» Material to process:

.....

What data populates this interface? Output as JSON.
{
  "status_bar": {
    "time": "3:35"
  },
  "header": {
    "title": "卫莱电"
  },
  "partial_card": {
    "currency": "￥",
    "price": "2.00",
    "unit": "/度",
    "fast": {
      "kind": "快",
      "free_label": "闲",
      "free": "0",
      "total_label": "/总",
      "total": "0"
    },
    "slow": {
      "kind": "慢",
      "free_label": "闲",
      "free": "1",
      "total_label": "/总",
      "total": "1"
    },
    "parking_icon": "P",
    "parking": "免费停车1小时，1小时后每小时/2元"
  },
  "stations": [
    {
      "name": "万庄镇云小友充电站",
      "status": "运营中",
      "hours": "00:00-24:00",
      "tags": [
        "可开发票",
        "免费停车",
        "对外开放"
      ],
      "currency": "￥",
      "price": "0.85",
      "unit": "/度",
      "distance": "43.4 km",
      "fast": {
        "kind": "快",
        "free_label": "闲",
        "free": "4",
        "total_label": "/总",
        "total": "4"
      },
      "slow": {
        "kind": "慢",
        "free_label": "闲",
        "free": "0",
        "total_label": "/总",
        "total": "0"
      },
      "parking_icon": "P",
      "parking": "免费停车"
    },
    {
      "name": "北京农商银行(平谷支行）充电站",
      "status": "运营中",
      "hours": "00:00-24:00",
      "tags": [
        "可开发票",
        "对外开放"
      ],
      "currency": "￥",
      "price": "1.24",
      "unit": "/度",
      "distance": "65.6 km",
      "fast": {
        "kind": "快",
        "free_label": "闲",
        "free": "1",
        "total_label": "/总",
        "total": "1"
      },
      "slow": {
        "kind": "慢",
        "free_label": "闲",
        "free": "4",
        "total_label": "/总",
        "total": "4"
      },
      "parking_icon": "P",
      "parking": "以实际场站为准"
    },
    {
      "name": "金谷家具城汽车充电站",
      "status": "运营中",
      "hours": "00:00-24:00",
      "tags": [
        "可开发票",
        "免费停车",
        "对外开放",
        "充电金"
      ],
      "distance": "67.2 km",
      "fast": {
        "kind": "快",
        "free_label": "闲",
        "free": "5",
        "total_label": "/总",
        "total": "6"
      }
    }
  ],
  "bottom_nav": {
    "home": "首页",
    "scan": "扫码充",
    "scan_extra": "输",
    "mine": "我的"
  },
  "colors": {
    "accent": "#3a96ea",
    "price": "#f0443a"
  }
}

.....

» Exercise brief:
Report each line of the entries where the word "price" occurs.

» The answer:
    "price": "2.00",
      "price": "0.85",
      "price": "1.24",
    "price": "#f0443a"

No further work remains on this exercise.